Marcel Duchamp, In the Manner of Delvaux, 1942
Footnote 35.2
Paul Delvaux,
In the Manner of Delvaux
, 1942

35. In a telephone conversation with Michel Waldberg (see footnote 11), the son of the artist is convinced that the lost sculpture was one of his mother's, suggesting that Duchamp might have chosen it because of the likeness to what he secretly had in mind. The material used in Waldberg's sculpture cannot be clearly defined, however. Hans Christoph von Tavel's Isabelle Waldberg: Skulpturen 1943-1980 (Bern: Kunstmuseum Bern, 1981 [exh. cat.]) states that all of her New York "constructions" were made of bent twigs, with wire "constructions" only appearing in her oeuvre upon Waldberg's return to Europe in 1946 (p. 10). Both wire and wood would have suited Duchamp well. Given's torso rests on tree branches and he often referred to the Bride in his Large Glass as "arbor type", with its roots in "the skeletal part of the bride" (see: Michel Sanouillet and Elmer Peterson (eds.), The Writings of Marcel Duchamp, New York: Da Capo, 1989, pp. 42, 43). Already in 1942, Duchamp had made the small collage In the Manner of Delvaux, showing a female breast appearing in a mirror. This image itself was a detail appropriated from Paul Delvaux's painting Dawn, 1937, in which four women, naked from the waist up, seem to emerge from solid tree trunks (see Arturo Schwarz, Complete Works, p. 224).

from: Marcel Duchamp: In the Infinitive - A Typotranslation by Richard Hamilton and Ecke Bonk of Marcel Duchamp's White Box, Northend: The Typosophic Society, 1999, pp.5-6 (translated from the French by Jackie Matisse, Richard Hamilton and Ecke Bonk).

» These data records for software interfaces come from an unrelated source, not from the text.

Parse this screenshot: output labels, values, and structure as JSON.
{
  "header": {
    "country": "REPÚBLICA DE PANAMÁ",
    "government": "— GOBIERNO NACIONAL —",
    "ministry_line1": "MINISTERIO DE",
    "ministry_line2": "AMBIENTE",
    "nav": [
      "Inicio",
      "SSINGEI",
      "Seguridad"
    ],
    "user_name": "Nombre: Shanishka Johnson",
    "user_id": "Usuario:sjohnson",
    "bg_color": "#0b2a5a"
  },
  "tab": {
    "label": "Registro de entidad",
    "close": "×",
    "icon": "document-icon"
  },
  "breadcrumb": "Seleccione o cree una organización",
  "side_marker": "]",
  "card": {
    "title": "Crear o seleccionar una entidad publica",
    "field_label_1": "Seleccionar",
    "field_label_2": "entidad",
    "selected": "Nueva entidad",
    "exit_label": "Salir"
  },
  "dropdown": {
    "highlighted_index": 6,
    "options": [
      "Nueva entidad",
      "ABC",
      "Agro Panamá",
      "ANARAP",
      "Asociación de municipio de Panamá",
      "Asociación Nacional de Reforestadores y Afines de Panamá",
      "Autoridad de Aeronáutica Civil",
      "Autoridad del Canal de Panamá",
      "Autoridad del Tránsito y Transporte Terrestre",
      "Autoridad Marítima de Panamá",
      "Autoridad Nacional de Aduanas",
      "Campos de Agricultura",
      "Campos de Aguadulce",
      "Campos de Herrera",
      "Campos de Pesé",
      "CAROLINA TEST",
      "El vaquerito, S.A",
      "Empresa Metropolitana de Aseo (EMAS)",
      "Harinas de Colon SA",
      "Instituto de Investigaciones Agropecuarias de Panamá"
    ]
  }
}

Figs. 39-42, Footnote 34, 35
©2002 Succession Marcel Duchamp, ARS, N.Y./ADAGP, Paris. All rights reserved.